Problem to work on.
Do any lines in the data below contain "value"? If so, copy every one of them.

-*-*-

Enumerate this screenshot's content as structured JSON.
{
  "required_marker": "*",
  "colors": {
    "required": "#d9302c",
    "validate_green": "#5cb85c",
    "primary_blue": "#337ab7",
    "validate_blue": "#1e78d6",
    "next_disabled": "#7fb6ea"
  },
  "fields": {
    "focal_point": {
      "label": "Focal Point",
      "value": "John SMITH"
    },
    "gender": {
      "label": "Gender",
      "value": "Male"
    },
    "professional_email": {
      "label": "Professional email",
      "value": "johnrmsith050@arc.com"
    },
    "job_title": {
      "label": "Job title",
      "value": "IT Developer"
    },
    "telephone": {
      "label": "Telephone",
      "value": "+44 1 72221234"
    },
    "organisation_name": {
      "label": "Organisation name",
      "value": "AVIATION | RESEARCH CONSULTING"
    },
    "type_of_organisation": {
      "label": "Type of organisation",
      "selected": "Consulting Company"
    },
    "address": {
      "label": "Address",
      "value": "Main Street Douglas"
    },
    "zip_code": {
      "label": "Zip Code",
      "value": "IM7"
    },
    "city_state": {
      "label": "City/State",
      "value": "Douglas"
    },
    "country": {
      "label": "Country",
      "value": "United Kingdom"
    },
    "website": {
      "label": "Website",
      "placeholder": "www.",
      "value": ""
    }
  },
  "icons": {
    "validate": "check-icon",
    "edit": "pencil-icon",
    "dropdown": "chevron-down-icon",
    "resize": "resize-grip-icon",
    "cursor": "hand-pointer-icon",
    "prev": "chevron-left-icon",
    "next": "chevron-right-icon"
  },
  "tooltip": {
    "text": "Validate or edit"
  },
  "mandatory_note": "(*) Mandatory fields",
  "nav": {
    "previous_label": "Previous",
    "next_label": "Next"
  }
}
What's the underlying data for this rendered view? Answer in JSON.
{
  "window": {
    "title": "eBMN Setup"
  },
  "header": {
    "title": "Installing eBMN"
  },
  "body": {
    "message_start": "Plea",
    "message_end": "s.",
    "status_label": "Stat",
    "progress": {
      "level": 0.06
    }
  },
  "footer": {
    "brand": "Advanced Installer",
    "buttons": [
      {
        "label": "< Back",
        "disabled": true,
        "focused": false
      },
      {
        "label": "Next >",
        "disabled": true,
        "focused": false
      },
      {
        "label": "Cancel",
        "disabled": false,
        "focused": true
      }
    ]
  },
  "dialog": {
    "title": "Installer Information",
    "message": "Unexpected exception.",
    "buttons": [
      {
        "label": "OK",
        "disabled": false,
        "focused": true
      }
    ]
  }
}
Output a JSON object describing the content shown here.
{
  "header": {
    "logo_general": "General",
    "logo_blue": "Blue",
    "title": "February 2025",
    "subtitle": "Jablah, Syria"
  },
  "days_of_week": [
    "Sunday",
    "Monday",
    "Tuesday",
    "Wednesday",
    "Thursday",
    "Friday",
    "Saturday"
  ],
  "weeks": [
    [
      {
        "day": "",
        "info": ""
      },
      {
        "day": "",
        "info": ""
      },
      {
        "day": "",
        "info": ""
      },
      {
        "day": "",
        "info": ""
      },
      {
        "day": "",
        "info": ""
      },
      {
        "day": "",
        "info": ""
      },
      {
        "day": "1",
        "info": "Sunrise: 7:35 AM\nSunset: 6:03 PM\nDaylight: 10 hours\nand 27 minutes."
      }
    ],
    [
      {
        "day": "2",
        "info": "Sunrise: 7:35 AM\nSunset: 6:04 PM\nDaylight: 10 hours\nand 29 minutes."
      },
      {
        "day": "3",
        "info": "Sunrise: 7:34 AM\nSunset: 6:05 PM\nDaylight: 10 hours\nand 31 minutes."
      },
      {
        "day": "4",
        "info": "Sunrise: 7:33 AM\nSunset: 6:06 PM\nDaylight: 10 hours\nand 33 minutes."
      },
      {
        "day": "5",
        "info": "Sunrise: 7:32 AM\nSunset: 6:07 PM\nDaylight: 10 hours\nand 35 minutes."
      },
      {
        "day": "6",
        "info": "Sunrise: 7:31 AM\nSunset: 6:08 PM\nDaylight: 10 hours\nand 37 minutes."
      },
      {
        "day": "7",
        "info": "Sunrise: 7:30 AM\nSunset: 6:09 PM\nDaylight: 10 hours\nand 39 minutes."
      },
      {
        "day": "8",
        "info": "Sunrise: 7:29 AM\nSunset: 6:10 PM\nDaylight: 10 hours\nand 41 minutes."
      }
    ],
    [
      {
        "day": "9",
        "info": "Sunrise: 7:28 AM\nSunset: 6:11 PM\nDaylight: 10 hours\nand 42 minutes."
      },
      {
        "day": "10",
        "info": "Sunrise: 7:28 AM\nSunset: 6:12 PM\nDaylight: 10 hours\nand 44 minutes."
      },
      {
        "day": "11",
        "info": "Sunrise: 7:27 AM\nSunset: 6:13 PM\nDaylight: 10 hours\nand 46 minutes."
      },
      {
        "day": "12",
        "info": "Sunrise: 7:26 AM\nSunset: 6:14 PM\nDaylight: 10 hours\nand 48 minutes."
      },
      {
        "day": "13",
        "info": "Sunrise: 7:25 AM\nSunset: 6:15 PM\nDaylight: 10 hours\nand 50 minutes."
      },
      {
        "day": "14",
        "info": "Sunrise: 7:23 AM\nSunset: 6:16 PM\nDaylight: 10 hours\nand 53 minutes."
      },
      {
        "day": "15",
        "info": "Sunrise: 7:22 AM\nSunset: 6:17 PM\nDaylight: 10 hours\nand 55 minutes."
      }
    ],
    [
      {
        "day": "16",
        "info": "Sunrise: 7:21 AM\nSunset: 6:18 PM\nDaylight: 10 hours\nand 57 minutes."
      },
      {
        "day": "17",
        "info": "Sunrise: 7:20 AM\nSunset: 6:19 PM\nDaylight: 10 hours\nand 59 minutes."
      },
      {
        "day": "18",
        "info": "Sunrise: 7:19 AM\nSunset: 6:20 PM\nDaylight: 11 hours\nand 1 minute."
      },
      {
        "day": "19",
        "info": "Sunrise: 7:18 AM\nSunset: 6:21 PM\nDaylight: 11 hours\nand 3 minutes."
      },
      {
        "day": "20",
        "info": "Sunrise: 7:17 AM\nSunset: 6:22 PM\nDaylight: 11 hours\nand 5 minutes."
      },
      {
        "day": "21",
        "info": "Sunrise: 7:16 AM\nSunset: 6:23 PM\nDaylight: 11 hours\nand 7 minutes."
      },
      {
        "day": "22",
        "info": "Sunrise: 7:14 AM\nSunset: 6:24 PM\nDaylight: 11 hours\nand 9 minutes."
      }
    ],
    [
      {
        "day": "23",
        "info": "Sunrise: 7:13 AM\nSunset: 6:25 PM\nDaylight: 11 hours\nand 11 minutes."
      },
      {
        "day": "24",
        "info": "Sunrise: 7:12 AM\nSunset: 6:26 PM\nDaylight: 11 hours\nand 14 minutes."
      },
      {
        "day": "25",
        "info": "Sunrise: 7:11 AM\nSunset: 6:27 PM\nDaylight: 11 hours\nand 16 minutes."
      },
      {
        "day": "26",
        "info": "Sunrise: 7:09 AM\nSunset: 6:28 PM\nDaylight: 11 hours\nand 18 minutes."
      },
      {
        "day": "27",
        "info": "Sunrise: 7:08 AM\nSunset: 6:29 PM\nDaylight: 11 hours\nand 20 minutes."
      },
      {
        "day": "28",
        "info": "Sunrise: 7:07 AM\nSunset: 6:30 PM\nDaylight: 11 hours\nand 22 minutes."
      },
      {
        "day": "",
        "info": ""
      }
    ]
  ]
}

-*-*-

Exercise output.
      "value": "John SMITH"
      "value": "Male"
      "value": "johnrmsith050@arc.com"
      "value": "IT Developer"
      "value": "+44 1 72221234"
      "value": "AVIATION | RESEARCH CONSULTING"
      "value": "Main Street Douglas"
      "value": "IM7"
      "value": "Douglas"
      "value": "United Kingdom"
      "value": ""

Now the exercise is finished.